(Information provided begins)

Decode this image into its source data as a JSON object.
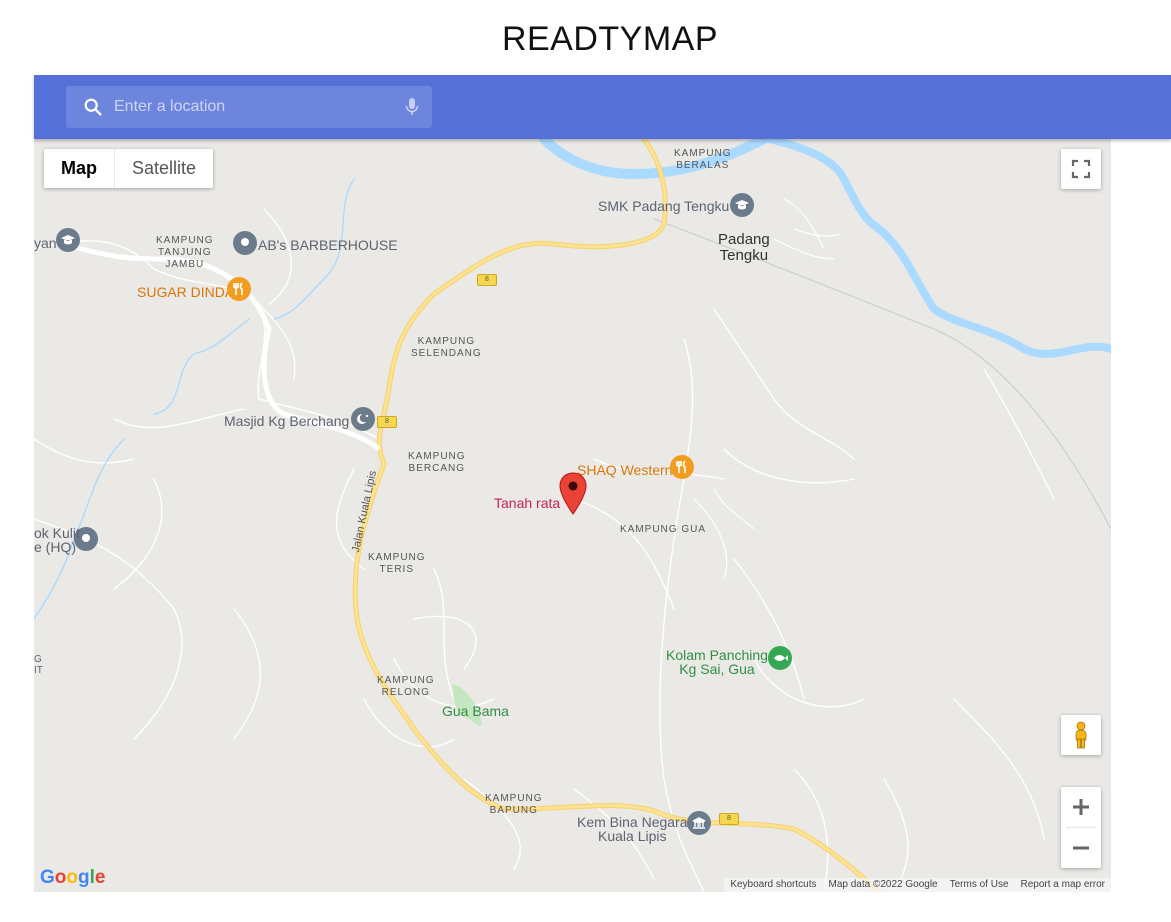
{
  "page": {
    "title": "READTYMAP"
  },
  "search": {
    "placeholder": "Enter a location",
    "value": ""
  },
  "map_type": {
    "options": [
      "Map",
      "Satellite"
    ],
    "selected": "Map"
  },
  "villages": {
    "beralas": [
      "KAMPUNG",
      "BERALAS"
    ],
    "tanjung_jambu": [
      "KAMPUNG",
      "TANJUNG",
      "JAMBU"
    ],
    "selendang": [
      "KAMPUNG",
      "SELENDANG"
    ],
    "bercang": [
      "KAMPUNG",
      "BERCANG"
    ],
    "teris": [
      "KAMPUNG",
      "TERIS"
    ],
    "relong": [
      "KAMPUNG",
      "RELONG"
    ],
    "bapung": [
      "KAMPUNG",
      "BAPUNG"
    ],
    "gua": "KAMPUNG GUA"
  },
  "towns": {
    "padang_tengku": [
      "Padang",
      "Tengku"
    ]
  },
  "pois": {
    "smk_padang_tengku": "SMK Padang Tengku",
    "barberhouse": "AB's BARBERHOUSE",
    "sugar_dinda": "SUGAR DINDA",
    "masjid": "Masjid Kg Berchang",
    "shaq_western": "SHAQ Western",
    "tanah_rata": "Tanah rata",
    "kolam_panching": [
      "Kolam Panching",
      "Kg Sai, Gua"
    ],
    "gua_bama": "Gua Bama",
    "kem_bina_negara": [
      "Kem Bina Negara",
      "Kuala Lipis"
    ],
    "left_edge_top": "yan",
    "left_edge_mid": [
      "ok Kulit",
      "e (HQ)"
    ],
    "left_edge_bottom": [
      "G",
      "IT"
    ]
  },
  "roads": {
    "route_number": "8",
    "jalan_kuala_lipis": "Jalan Kuala Lipis"
  },
  "logo": {
    "letters": [
      "G",
      "o",
      "o",
      "g",
      "l",
      "e"
    ],
    "colors": [
      "#4285F4",
      "#EA4335",
      "#FBBC05",
      "#4285F4",
      "#34A853",
      "#EA4335"
    ]
  },
  "attribution": {
    "keyboard_shortcuts": "Keyboard shortcuts",
    "map_data": "Map data ©2022 Google",
    "terms": "Terms of Use",
    "report": "Report a map error"
  },
  "colors": {
    "header": "#5570d7",
    "map_bg": "#ebe9e6",
    "river": "#aadaff",
    "road": "#fde293",
    "marker": "#ea4335"
  }
}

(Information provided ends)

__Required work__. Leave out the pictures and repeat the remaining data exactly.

__Result for this exercise__.
Decode this image into its source data as a JSON object.
{
  "page": {
    "title": "READTYMAP"
  },
  "search": {
    "placeholder": "Enter a location",
    "value": ""
  },
  "map_type": {
    "options": [
      "Map",
      "Satellite"
    ],
    "selected": "Map"
  },
  "villages": {
    "beralas": [
      "KAMPUNG",
      "BERALAS"
    ],
    "tanjung_jambu": [
      "KAMPUNG",
      "TANJUNG",
      "JAMBU"
    ],
    "selendang": [
      "KAMPUNG",
      "SELENDANG"
    ],
    "bercang": [
      "KAMPUNG",
      "BERCANG"
    ],
    "teris": [
      "KAMPUNG",
      "TERIS"
    ],
    "relong": [
      "KAMPUNG",
      "RELONG"
    ],
    "bapung": [
      "KAMPUNG",
      "BAPUNG"
    ],
    "gua": "KAMPUNG GUA"
  },
  "towns": {
    "padang_tengku": [
      "Padang",
      "Tengku"
    ]
  },
  "pois": {
    "smk_padang_tengku": "SMK Padang Tengku",
    "barberhouse": "AB's BARBERHOUSE",
    "sugar_dinda": "SUGAR DINDA",
    "masjid": "Masjid Kg Berchang",
    "shaq_western": "SHAQ Western",
    "tanah_rata": "Tanah rata",
    "kolam_panching": [
      "Kolam Panching",
      "Kg Sai, Gua"
    ],
    "gua_bama": "Gua Bama",
    "kem_bina_negara": [
      "Kem Bina Negara",
      "Kuala Lipis"
    ],
    "left_edge_top": "yan",
    "left_edge_mid": [
      "ok Kulit",
      "e (HQ)"
    ],
    "left_edge_bottom": [
      "G",
      "IT"
    ]
  },
  "roads": {
    "route_number": "8",
    "jalan_kuala_lipis": "Jalan Kuala Lipis"
  },
  "logo": {
    "letters": [
      "G",
      "o",
      "o",
      "g",
      "l",
      "e"
    ],
    "colors": [
      "#4285F4",
      "#EA4335",
      "#FBBC05",
      "#4285F4",
      "#34A853",
      "#EA4335"
    ]
  },
  "attribution": {
    "keyboard_shortcuts": "Keyboard shortcuts",
    "map_data": "Map data ©2022 Google",
    "terms": "Terms of Use",
    "report": "Report a map error"
  },
  "colors": {
    "header": "#5570d7",
    "map_bg": "#ebe9e6",
    "river": "#aadaff",
    "road": "#fde293",
    "marker": "#ea4335"
  }
}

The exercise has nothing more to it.